◆ Supplied data
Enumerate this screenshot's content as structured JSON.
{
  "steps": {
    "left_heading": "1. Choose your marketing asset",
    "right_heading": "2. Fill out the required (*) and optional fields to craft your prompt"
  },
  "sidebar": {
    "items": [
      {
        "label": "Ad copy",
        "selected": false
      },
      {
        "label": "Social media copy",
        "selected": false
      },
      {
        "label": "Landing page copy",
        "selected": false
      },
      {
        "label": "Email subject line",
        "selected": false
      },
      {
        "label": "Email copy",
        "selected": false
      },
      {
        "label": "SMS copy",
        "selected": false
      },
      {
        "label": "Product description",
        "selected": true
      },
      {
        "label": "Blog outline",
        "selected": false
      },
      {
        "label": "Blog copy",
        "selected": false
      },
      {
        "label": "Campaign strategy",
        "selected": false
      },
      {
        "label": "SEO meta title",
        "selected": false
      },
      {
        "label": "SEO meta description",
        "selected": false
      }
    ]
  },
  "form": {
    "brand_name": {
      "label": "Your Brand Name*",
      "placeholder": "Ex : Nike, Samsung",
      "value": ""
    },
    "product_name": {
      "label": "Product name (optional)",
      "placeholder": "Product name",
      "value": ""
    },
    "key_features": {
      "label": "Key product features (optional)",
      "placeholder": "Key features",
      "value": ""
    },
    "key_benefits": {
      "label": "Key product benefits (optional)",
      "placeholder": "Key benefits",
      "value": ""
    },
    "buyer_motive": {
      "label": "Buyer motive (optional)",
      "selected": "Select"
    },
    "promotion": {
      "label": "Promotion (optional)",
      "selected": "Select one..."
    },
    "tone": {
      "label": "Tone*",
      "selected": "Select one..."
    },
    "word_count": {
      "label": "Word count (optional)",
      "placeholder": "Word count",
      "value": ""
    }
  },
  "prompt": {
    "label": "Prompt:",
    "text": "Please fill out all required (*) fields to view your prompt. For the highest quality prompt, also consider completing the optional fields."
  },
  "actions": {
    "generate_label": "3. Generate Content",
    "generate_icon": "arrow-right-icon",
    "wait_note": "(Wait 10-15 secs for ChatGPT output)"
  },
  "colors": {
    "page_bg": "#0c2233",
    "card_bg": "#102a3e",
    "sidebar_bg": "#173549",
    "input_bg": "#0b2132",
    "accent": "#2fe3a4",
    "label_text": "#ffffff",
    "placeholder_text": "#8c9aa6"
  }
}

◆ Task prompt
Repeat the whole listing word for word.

◆ Written answer
Enumerate this screenshot's content as structured JSON.
{
  "steps": {
    "left_heading": "1. Choose your marketing asset",
    "right_heading": "2. Fill out the required (*) and optional fields to craft your prompt"
  },
  "sidebar": {
    "items": [
      {
        "label": "Ad copy",
        "selected": false
      },
      {
        "label": "Social media copy",
        "selected": false
      },
      {
        "label": "Landing page copy",
        "selected": false
      },
      {
        "label": "Email subject line",
        "selected": false
      },
      {
        "label": "Email copy",
        "selected": false
      },
      {
        "label": "SMS copy",
        "selected": false
      },
      {
        "label": "Product description",
        "selected": true
      },
      {
        "label": "Blog outline",
        "selected": false
      },
      {
        "label": "Blog copy",
        "selected": false
      },
      {
        "label": "Campaign strategy",
        "selected": false
      },
      {
        "label": "SEO meta title",
        "selected": false
      },
      {
        "label": "SEO meta description",
        "selected": false
      }
    ]
  },
  "form": {
    "brand_name": {
      "label": "Your Brand Name*",
      "placeholder": "Ex : Nike, Samsung",
      "value": ""
    },
    "product_name": {
      "label": "Product name (optional)",
      "placeholder": "Product name",
      "value": ""
    },
    "key_features": {
      "label": "Key product features (optional)",
      "placeholder": "Key features",
      "value": ""
    },
    "key_benefits": {
      "label": "Key product benefits (optional)",
      "placeholder": "Key benefits",
      "value": ""
    },
    "buyer_motive": {
      "label": "Buyer motive (optional)",
      "selected": "Select"
    },
    "promotion": {
      "label": "Promotion (optional)",
      "selected": "Select one..."
    },
    "tone": {
      "label": "Tone*",
      "selected": "Select one..."
    },
    "word_count": {
      "label": "Word count (optional)",
      "placeholder": "Word count",
      "value": ""
    }
  },
  "prompt": {
    "label": "Prompt:",
    "text": "Please fill out all required (*) fields to view your prompt. For the highest quality prompt, also consider completing the optional fields."
  },
  "actions": {
    "generate_label": "3. Generate Content",
    "generate_icon": "arrow-right-icon",
    "wait_note": "(Wait 10-15 secs for ChatGPT output)"
  },
  "colors": {
    "page_bg": "#0c2233",
    "card_bg": "#102a3e",
    "sidebar_bg": "#173549",
    "input_bg": "#0b2132",
    "accent": "#2fe3a4",
    "label_text": "#ffffff",
    "placeholder_text": "#8c9aa6"
  }
}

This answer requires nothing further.